Material supplied ▸
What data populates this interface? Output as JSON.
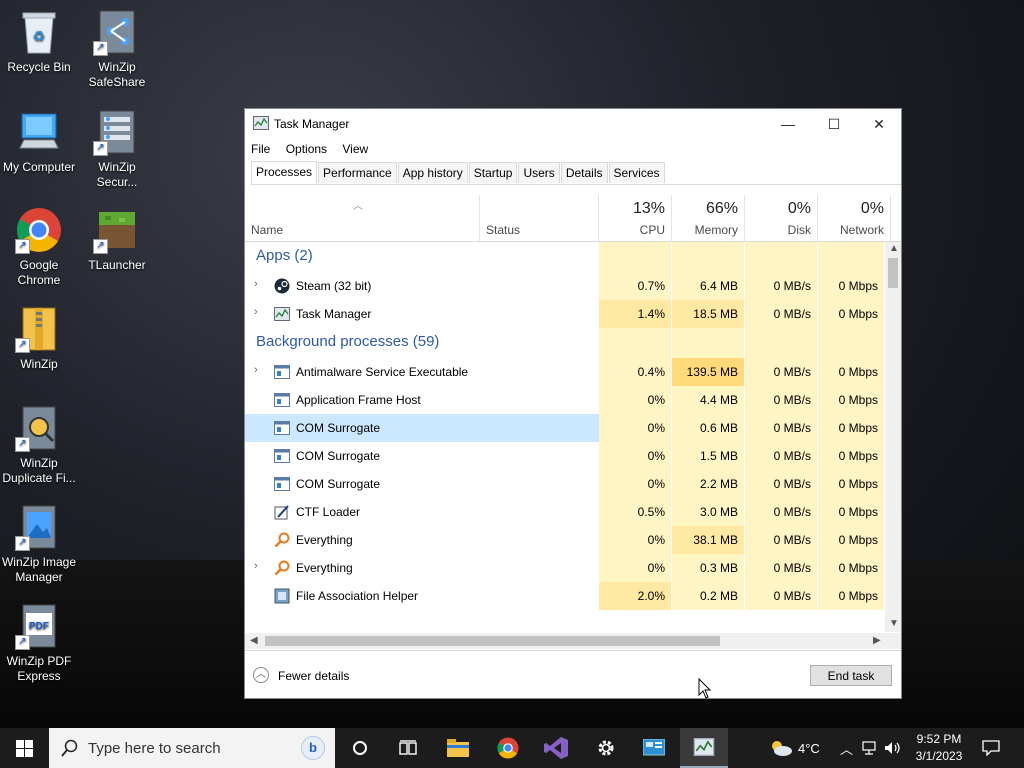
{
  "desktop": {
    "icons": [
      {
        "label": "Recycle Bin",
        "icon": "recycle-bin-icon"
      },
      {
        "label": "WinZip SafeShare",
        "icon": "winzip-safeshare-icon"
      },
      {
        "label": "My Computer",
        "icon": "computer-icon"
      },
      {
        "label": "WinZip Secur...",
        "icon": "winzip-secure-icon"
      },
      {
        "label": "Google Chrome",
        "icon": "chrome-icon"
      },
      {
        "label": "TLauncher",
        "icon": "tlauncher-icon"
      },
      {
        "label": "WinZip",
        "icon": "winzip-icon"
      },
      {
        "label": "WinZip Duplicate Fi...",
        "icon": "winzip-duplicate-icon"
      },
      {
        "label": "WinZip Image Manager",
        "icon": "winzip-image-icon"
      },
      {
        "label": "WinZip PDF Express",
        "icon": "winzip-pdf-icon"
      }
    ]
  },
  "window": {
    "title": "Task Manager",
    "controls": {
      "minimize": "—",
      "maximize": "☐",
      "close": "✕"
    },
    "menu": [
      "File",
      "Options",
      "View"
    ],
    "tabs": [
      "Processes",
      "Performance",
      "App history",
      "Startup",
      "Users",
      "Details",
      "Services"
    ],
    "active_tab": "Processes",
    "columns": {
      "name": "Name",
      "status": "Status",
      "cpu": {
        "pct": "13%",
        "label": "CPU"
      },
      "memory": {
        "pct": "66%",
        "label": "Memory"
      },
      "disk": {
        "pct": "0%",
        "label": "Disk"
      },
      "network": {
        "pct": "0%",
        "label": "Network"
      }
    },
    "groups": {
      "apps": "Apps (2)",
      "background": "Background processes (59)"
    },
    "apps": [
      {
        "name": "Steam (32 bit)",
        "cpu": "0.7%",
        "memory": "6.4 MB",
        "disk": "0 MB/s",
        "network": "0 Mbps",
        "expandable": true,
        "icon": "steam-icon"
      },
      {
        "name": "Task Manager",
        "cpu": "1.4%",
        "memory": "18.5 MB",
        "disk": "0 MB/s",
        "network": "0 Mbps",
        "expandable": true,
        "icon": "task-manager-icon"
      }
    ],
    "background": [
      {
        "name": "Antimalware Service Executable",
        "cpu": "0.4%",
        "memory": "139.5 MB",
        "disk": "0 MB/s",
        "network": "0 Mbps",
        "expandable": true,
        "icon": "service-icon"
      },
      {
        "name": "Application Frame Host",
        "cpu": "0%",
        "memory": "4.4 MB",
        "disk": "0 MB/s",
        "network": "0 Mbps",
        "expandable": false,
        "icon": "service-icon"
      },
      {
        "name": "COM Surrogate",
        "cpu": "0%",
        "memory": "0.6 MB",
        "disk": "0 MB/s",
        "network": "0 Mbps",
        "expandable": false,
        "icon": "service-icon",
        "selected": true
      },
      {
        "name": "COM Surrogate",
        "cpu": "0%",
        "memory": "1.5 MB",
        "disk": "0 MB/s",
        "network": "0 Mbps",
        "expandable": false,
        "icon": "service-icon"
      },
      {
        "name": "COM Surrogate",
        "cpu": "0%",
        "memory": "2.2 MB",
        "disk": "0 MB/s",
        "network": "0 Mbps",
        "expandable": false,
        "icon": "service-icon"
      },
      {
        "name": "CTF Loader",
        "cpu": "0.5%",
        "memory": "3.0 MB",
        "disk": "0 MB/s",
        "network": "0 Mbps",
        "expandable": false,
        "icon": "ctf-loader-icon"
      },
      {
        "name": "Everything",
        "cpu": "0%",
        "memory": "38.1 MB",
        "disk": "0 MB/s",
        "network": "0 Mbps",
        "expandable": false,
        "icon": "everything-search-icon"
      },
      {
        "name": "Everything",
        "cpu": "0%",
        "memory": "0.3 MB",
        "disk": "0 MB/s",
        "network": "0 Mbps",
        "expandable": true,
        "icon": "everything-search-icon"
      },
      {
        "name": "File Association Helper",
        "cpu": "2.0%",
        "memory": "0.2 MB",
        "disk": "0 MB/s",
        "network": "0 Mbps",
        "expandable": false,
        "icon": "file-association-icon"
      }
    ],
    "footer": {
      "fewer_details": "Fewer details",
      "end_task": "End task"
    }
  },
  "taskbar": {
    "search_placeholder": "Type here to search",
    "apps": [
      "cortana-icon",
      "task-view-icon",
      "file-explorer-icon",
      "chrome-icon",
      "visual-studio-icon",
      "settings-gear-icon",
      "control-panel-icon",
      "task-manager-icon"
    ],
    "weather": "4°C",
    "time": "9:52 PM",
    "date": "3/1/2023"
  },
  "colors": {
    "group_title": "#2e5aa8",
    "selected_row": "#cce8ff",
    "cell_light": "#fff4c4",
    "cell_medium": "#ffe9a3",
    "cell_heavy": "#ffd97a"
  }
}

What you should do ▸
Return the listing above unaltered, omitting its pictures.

Exercise answer ▸
What data populates this interface? Output as JSON.
{
  "desktop": {
    "icons": [
      {
        "label": "Recycle Bin",
        "icon": "recycle-bin-icon"
      },
      {
        "label": "WinZip SafeShare",
        "icon": "winzip-safeshare-icon"
      },
      {
        "label": "My Computer",
        "icon": "computer-icon"
      },
      {
        "label": "WinZip Secur...",
        "icon": "winzip-secure-icon"
      },
      {
        "label": "Google Chrome",
        "icon": "chrome-icon"
      },
      {
        "label": "TLauncher",
        "icon": "tlauncher-icon"
      },
      {
        "label": "WinZip",
        "icon": "winzip-icon"
      },
      {
        "label": "WinZip Duplicate Fi...",
        "icon": "winzip-duplicate-icon"
      },
      {
        "label": "WinZip Image Manager",
        "icon": "winzip-image-icon"
      },
      {
        "label": "WinZip PDF Express",
        "icon": "winzip-pdf-icon"
      }
    ]
  },
  "window": {
    "title": "Task Manager",
    "controls": {
      "minimize": "—",
      "maximize": "☐",
      "close": "✕"
    },
    "menu": [
      "File",
      "Options",
      "View"
    ],
    "tabs": [
      "Processes",
      "Performance",
      "App history",
      "Startup",
      "Users",
      "Details",
      "Services"
    ],
    "active_tab": "Processes",
    "columns": {
      "name": "Name",
      "status": "Status",
      "cpu": {
        "pct": "13%",
        "label": "CPU"
      },
      "memory": {
        "pct": "66%",
        "label": "Memory"
      },
      "disk": {
        "pct": "0%",
        "label": "Disk"
      },
      "network": {
        "pct": "0%",
        "label": "Network"
      }
    },
    "groups": {
      "apps": "Apps (2)",
      "background": "Background processes (59)"
    },
    "apps": [
      {
        "name": "Steam (32 bit)",
        "cpu": "0.7%",
        "memory": "6.4 MB",
        "disk": "0 MB/s",
        "network": "0 Mbps",
        "expandable": true,
        "icon": "steam-icon"
      },
      {
        "name": "Task Manager",
        "cpu": "1.4%",
        "memory": "18.5 MB",
        "disk": "0 MB/s",
        "network": "0 Mbps",
        "expandable": true,
        "icon": "task-manager-icon"
      }
    ],
    "background": [
      {
        "name": "Antimalware Service Executable",
        "cpu": "0.4%",
        "memory": "139.5 MB",
        "disk": "0 MB/s",
        "network": "0 Mbps",
        "expandable": true,
        "icon": "service-icon"
      },
      {
        "name": "Application Frame Host",
        "cpu": "0%",
        "memory": "4.4 MB",
        "disk": "0 MB/s",
        "network": "0 Mbps",
        "expandable": false,
        "icon": "service-icon"
      },
      {
        "name": "COM Surrogate",
        "cpu": "0%",
        "memory": "0.6 MB",
        "disk": "0 MB/s",
        "network": "0 Mbps",
        "expandable": false,
        "icon": "service-icon",
        "selected": true
      },
      {
        "name": "COM Surrogate",
        "cpu": "0%",
        "memory": "1.5 MB",
        "disk": "0 MB/s",
        "network": "0 Mbps",
        "expandable": false,
        "icon": "service-icon"
      },
      {
        "name": "COM Surrogate",
        "cpu": "0%",
        "memory": "2.2 MB",
        "disk": "0 MB/s",
        "network": "0 Mbps",
        "expandable": false,
        "icon": "service-icon"
      },
      {
        "name": "CTF Loader",
        "cpu": "0.5%",
        "memory": "3.0 MB",
        "disk": "0 MB/s",
        "network": "0 Mbps",
        "expandable": false,
        "icon": "ctf-loader-icon"
      },
      {
        "name": "Everything",
        "cpu": "0%",
        "memory": "38.1 MB",
        "disk": "0 MB/s",
        "network": "0 Mbps",
        "expandable": false,
        "icon": "everything-search-icon"
      },
      {
        "name": "Everything",
        "cpu": "0%",
        "memory": "0.3 MB",
        "disk": "0 MB/s",
        "network": "0 Mbps",
        "expandable": true,
        "icon": "everything-search-icon"
      },
      {
        "name": "File Association Helper",
        "cpu": "2.0%",
        "memory": "0.2 MB",
        "disk": "0 MB/s",
        "network": "0 Mbps",
        "expandable": false,
        "icon": "file-association-icon"
      }
    ],
    "footer": {
      "fewer_details": "Fewer details",
      "end_task": "End task"
    }
  },
  "taskbar": {
    "search_placeholder": "Type here to search",
    "apps": [
      "cortana-icon",
      "task-view-icon",
      "file-explorer-icon",
      "chrome-icon",
      "visual-studio-icon",
      "settings-gear-icon",
      "control-panel-icon",
      "task-manager-icon"
    ],
    "weather": "4°C",
    "time": "9:52 PM",
    "date": "3/1/2023"
  },
  "colors": {
    "group_title": "#2e5aa8",
    "selected_row": "#cce8ff",
    "cell_light": "#fff4c4",
    "cell_medium": "#ffe9a3",
    "cell_heavy": "#ffd97a"
  }
}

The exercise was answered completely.